National Snow & Ice - October 2014
NCDC transitioned to the nClimDiv dataset on Thursday, March 13, 2014. This was coincident with the release of the February 2014 monthly monitoring report. For details on this transition, please visit our public FTP site and our U.S. Climate Divisional Database site.
During October, warmer-than-average conditions dominated much of the country, with a corresponding lack of large-scale snow events. However, some snow was observed in portions of the Northern Rockies, Upper Midwest, and northern New England. According to NOAA's National Snow Analysis, at the beginning of October, 0.6 percent of the contiguous U.S. (CONUS) had snow on the ground; this area included the highest elevations of the Rockies and parts of the Sierra Nevada Mountains. Monthly snow cover peaked on October 28th with 2.8 percent of the CONUS having snow on the ground. By the 31st, 1.1 percent of the CONUS was snow covered, including parts of the Northern Rockies, Cascades, and far northern reaches of the Upper Midwest.
U.S. October Snow Cover Extent Anomalies
Source: Rutgers Global Snow Lab

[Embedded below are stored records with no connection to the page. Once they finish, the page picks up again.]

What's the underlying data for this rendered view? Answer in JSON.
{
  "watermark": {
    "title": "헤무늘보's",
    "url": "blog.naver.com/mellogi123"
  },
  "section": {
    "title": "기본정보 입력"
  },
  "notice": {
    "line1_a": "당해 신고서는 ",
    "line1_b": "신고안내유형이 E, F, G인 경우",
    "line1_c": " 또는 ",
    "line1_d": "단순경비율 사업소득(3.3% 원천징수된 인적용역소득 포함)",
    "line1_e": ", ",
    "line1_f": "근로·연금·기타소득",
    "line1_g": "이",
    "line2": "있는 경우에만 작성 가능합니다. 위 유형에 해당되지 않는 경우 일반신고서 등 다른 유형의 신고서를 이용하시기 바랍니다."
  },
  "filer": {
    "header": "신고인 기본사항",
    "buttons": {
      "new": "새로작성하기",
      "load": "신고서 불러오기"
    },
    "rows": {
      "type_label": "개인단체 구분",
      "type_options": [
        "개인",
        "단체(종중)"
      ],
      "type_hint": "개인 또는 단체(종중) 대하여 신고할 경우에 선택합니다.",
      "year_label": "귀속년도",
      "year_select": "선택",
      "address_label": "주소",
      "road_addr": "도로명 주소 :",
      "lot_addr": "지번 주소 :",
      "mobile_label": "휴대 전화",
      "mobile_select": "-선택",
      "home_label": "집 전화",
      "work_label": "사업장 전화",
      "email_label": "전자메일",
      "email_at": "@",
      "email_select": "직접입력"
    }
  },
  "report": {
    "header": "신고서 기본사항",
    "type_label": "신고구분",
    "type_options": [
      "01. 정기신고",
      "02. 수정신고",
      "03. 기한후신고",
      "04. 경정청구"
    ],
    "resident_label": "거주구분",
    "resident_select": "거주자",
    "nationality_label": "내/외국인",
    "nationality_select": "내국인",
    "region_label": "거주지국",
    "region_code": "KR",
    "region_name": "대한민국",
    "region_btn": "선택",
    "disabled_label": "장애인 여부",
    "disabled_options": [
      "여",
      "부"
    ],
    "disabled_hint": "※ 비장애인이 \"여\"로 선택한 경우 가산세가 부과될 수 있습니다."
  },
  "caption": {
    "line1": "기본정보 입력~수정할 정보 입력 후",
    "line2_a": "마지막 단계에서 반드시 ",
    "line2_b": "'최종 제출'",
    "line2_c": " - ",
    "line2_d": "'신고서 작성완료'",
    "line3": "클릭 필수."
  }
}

According to data from the Rutgers Global Snow Lab, the monthly snow cover extent across the CONUS during October was 43,000 square miles. This was 29,000 square square miles below the 1981-2010 average and ranked as the 23rd largest (25th smallest) in the 47-year satellite record. The October CONUS snow cover extent can vary greatly, with the smallest on record being no snow cover (1977 and 1988) to the largest on record being 212,000 square miles (2009). During October 2014, below-average snow cover was observed across much of the High Plains, while above-average snow cover was observed in parts of the Northern Rockies and far northern New England. The Alaska October snow cover extent was 420,000 square miles, 68,000 square miles above average and the ninth largest on record. Above-average snow cover was observed across most of the state, especially across central Alaska. Below-average snow cover was observed in western parts of the state.